The El Niño weather pattern – blamed for this year’s heavy snows in the United States and a long-running drought in Australia – has peaked, but is expected to influence climate patterns worldwide until mid-year before dying out, the United Nations weather agency said today.
“The most likely outcome by mid-2010 is for the El Niño event to have decayed and near-neutral conditions to be reestablished across the tropical Pacific,” the World Meteorological Organization (WMO) said in a statement.
El Niño, whose latest cycle started in June 2009, is a seasonal warming of the central and eastern Pacific Ocean that upsets normal weather patterns from the western seaboard of Latin America to East Africa.

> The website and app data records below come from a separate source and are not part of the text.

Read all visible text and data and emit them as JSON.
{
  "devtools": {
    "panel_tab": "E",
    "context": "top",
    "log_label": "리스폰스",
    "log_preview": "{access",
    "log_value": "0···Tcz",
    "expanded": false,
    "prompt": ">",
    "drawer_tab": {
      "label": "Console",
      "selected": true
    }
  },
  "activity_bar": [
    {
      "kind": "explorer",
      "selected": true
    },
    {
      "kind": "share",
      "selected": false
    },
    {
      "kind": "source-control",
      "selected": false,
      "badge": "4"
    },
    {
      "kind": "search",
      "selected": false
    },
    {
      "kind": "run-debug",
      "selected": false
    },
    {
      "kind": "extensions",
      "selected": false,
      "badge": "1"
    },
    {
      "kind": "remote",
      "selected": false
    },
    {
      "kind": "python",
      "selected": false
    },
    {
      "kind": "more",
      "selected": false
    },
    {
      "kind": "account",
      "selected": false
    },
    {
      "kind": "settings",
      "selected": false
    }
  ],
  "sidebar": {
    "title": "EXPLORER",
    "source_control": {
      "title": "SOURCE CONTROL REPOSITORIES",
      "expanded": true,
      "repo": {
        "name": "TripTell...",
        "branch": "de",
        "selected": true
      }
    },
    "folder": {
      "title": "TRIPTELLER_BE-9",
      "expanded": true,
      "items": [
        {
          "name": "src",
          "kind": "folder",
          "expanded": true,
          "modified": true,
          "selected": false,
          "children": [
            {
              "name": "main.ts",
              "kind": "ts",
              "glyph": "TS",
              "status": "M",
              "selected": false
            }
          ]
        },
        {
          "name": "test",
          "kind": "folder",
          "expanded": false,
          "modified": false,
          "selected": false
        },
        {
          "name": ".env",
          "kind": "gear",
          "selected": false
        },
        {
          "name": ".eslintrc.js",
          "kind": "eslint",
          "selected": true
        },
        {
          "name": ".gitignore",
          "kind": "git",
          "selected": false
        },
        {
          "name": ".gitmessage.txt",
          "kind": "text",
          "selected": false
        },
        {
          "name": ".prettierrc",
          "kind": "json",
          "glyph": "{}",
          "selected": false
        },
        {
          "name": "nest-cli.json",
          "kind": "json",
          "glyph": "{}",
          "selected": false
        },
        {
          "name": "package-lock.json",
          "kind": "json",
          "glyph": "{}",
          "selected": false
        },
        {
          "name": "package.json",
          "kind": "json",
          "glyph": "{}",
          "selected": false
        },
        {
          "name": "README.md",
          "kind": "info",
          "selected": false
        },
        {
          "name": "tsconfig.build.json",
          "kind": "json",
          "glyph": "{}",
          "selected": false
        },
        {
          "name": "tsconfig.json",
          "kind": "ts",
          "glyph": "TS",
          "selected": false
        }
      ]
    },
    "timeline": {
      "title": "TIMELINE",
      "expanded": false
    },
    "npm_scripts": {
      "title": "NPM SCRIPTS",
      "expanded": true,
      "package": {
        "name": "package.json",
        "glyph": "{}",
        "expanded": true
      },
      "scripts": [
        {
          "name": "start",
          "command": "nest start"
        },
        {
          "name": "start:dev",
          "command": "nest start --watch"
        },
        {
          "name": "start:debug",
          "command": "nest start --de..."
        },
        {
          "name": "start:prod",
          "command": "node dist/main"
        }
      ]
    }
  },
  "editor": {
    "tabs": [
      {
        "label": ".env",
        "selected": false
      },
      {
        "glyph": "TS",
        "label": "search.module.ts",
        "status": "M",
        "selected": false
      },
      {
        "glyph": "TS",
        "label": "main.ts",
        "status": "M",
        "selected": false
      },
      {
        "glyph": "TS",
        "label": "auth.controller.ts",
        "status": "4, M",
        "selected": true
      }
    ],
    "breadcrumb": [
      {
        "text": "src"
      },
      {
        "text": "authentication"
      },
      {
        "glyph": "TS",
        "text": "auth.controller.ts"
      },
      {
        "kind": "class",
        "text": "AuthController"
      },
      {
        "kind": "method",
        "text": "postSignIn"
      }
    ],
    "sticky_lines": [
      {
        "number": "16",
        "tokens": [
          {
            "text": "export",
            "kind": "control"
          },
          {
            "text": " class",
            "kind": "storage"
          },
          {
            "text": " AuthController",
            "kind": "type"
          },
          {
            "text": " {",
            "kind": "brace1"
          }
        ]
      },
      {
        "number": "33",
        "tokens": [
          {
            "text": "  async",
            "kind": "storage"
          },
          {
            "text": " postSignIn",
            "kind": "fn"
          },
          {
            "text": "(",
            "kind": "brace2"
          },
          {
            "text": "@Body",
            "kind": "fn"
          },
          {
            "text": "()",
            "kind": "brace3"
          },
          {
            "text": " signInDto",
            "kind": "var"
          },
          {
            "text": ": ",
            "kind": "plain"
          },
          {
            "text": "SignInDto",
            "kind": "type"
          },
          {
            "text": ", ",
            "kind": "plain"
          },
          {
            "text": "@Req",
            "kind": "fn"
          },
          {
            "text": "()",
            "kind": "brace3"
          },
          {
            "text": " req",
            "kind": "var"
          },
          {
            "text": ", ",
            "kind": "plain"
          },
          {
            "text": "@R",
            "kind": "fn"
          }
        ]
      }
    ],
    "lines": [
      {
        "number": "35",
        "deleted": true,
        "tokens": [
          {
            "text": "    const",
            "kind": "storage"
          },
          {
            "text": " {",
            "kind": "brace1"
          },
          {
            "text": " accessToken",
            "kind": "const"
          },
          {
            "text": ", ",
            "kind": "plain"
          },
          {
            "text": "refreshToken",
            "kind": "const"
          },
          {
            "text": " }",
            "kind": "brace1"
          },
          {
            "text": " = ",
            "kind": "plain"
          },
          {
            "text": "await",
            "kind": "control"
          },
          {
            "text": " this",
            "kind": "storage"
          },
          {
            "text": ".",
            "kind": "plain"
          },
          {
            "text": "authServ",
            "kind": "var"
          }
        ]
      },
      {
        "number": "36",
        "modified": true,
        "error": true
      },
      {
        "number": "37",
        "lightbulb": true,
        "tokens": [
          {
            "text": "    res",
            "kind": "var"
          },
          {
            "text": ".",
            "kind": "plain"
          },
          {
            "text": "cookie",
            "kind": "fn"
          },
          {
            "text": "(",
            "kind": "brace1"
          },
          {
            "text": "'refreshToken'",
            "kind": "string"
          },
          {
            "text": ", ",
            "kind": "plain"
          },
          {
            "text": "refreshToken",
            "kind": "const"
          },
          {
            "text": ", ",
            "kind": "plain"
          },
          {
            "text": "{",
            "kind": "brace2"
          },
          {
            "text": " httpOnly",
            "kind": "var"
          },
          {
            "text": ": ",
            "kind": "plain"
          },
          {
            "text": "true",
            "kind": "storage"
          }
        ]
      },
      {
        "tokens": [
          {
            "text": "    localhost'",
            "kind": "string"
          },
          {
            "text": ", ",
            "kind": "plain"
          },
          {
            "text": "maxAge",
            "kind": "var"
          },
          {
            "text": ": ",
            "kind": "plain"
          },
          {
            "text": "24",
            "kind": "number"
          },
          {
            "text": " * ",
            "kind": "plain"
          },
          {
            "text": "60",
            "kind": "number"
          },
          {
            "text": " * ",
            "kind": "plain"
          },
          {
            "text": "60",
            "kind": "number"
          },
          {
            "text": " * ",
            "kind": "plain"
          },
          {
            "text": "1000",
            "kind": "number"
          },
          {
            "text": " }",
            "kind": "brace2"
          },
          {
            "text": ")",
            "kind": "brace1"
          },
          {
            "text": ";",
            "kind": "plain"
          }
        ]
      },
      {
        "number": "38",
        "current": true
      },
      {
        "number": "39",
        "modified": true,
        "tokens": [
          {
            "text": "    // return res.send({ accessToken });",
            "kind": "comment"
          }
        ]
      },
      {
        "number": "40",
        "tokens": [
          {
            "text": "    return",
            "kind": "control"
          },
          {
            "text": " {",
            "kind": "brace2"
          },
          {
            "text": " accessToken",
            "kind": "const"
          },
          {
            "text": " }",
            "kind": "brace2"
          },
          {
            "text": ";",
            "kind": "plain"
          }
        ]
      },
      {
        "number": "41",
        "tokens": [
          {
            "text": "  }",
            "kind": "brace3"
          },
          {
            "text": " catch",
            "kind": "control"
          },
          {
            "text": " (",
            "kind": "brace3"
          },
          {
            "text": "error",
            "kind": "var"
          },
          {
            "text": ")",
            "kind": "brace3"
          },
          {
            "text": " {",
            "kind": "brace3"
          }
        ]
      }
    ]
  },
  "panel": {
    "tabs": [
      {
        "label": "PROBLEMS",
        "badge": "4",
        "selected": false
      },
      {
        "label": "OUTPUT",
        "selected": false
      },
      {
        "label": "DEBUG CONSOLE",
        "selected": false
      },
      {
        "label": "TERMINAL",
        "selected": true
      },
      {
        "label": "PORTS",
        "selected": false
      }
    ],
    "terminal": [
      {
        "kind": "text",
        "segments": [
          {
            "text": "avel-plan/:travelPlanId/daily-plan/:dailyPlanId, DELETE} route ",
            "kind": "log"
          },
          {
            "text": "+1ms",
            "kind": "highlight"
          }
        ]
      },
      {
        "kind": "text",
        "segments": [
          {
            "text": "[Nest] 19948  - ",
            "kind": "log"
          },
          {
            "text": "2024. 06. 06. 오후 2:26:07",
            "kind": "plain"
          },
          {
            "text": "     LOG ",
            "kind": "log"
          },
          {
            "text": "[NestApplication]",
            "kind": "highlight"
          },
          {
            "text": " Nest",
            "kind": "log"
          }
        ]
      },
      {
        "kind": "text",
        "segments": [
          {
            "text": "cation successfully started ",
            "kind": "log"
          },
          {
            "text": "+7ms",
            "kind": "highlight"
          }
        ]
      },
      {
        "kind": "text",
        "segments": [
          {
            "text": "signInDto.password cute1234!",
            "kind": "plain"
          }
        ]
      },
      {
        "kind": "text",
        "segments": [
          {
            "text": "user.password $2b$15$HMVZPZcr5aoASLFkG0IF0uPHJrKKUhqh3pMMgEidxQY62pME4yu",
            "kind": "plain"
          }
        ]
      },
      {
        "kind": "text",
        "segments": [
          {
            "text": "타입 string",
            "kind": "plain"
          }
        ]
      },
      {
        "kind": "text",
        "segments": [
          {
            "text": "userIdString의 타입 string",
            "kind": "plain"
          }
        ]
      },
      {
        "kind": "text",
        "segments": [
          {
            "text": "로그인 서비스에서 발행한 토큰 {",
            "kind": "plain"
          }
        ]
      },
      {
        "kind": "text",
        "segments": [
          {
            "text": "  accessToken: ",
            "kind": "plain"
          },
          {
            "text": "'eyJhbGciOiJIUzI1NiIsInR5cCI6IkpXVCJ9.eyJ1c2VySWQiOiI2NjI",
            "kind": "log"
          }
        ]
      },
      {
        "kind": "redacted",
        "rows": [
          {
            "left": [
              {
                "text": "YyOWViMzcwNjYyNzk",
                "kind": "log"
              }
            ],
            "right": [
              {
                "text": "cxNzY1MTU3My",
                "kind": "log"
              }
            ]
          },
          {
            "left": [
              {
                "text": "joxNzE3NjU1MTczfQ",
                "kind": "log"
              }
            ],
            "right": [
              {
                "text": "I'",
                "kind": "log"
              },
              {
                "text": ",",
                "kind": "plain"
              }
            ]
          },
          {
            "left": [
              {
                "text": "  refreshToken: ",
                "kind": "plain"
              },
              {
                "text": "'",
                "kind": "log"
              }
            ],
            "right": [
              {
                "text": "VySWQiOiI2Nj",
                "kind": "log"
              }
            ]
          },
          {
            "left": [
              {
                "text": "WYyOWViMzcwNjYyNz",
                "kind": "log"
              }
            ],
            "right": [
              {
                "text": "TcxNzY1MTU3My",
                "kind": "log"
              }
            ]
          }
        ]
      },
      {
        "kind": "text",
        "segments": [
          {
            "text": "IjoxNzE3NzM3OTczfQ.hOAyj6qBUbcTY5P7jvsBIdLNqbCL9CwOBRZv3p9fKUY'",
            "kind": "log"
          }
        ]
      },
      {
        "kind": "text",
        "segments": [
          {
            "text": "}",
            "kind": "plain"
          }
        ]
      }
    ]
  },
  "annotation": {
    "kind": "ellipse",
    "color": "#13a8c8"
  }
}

For example, since last October, Uganda has been experiencing heavy rains believed to be tied to El Niño. Deadly mudslides killed at least 80 people earlier this month and left an estimated 20,000 households in need of housing and food.
The warmer temperatures associated with El Niño are usually followed by a cooling spell known as La Niña.
According to WMO, the climate phenomenon may have peaked in November or December, but its effects should still be felt through April to June.
The organization cautioned, however, that the period from March to June is a particularly difficult time of the year for forecasting developments in the tropical Pacific region and that it is still possible for El Niño to persist or for the early stages of a La Niña pattern to be present by mid-year.